My opinions on same-sex marriage have been sculpted over many years of studying biology, philosophy and my faith.
While I am a lifelong Christian, I must reject the argument submitted by Mr. Westover in his April 11 letter against same-sex marriage. The thrust of this argument is that marriage is about procreation, not love, and same-sex couples should not marry because they cannot procreate.
This position is simply untenable, as it leads to implications that are rather bizarre. If marriage is for the sake of procreation, should we deny it to individuals who are, for whatever reason, unable to have children? It seems very odd to me to think that we should deny marriage rights to someone with genetic sterility, or to elderly couples who are incapable of conceiving. But such is the mandate if we are to subscribe to Mr. Westover’s logic.

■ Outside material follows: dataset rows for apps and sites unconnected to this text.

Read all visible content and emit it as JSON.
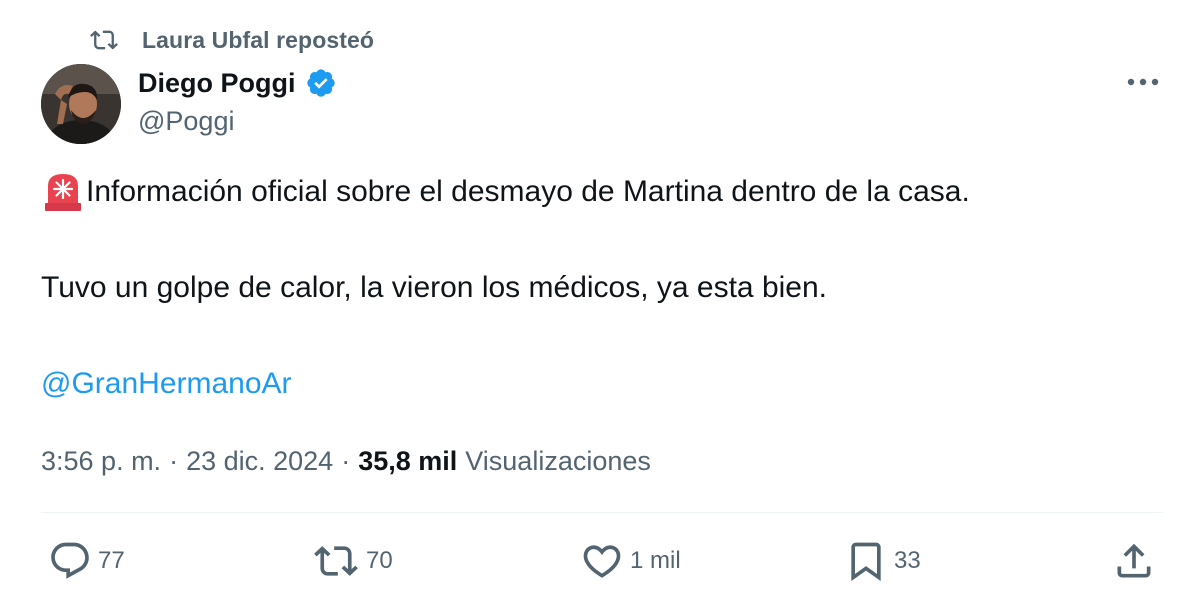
{
  "repost": {
    "icon": "repost-icon",
    "label": "Laura Ubfal reposteó"
  },
  "author": {
    "avatar_icon": "avatar",
    "name": "Diego Poggi",
    "verified_icon": "verified-badge-icon",
    "verified_color": "#1d9bf0",
    "handle": "@Poggi"
  },
  "menu": {
    "icon": "more-icon"
  },
  "tweet": {
    "emoji_icon": "rotating-light-icon",
    "line1": "Información oficial sobre el desmayo de Martina dentro de la casa.",
    "line2": "Tuvo un golpe de calor, la vieron los médicos, ya esta bien.",
    "mention": "@GranHermanoAr",
    "mention_color": "#1d9bf0"
  },
  "meta": {
    "time": "3:56 p. m.",
    "separator": "·",
    "date": "23 dic. 2024",
    "views_count": "35,8 mil",
    "views_label": "Visualizaciones"
  },
  "actions": {
    "reply": {
      "icon": "reply-icon",
      "count": "77"
    },
    "repost": {
      "icon": "repost-icon",
      "count": "70"
    },
    "like": {
      "icon": "heart-icon",
      "count": "1 mil"
    },
    "bookmark": {
      "icon": "bookmark-icon",
      "count": "33"
    },
    "share": {
      "icon": "share-icon"
    }
  },
  "colors": {
    "text_primary": "#0f1419",
    "text_secondary": "#536471",
    "accent": "#1d9bf0"
  }
}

This problem of consistency is manifest in just about every line of attack against same-sex marriage. We can’t say that marriage is an exclusively religious institution and thus inaccessible to homosexuals when we have no problem with atheists getting married in a secular format. We can’t use an inerrantist interpretation of the Bible to write marriage laws when we ignore inconvenient biblical prohibitions on infidelity, divorce and remarriage. Indeed, I think it is a ludicrous, paranoid fiction to say that homosexuals threaten the integrity of marriage when heterosexual couples have already managed a 50 percent divorce rate.
Regarding children, a Supreme Court brief filed by the American Sociological Association highlights a clear consensus: Children of same-sex parents “fare just as well” as those of heterosexual parents.
Marriage may have at one point been exclusively religious. But given how we treat it in modern society, I don’t think we can maintain such a stance, especially when there are concrete civil benefits at stake.
As a Christian, I must ask two questions: Why should my religious beliefs dictate how others can or can’t live, and why is the Bible more often used not as a guide for one’s own life, but as a gavel to bludgeon those we find detestable?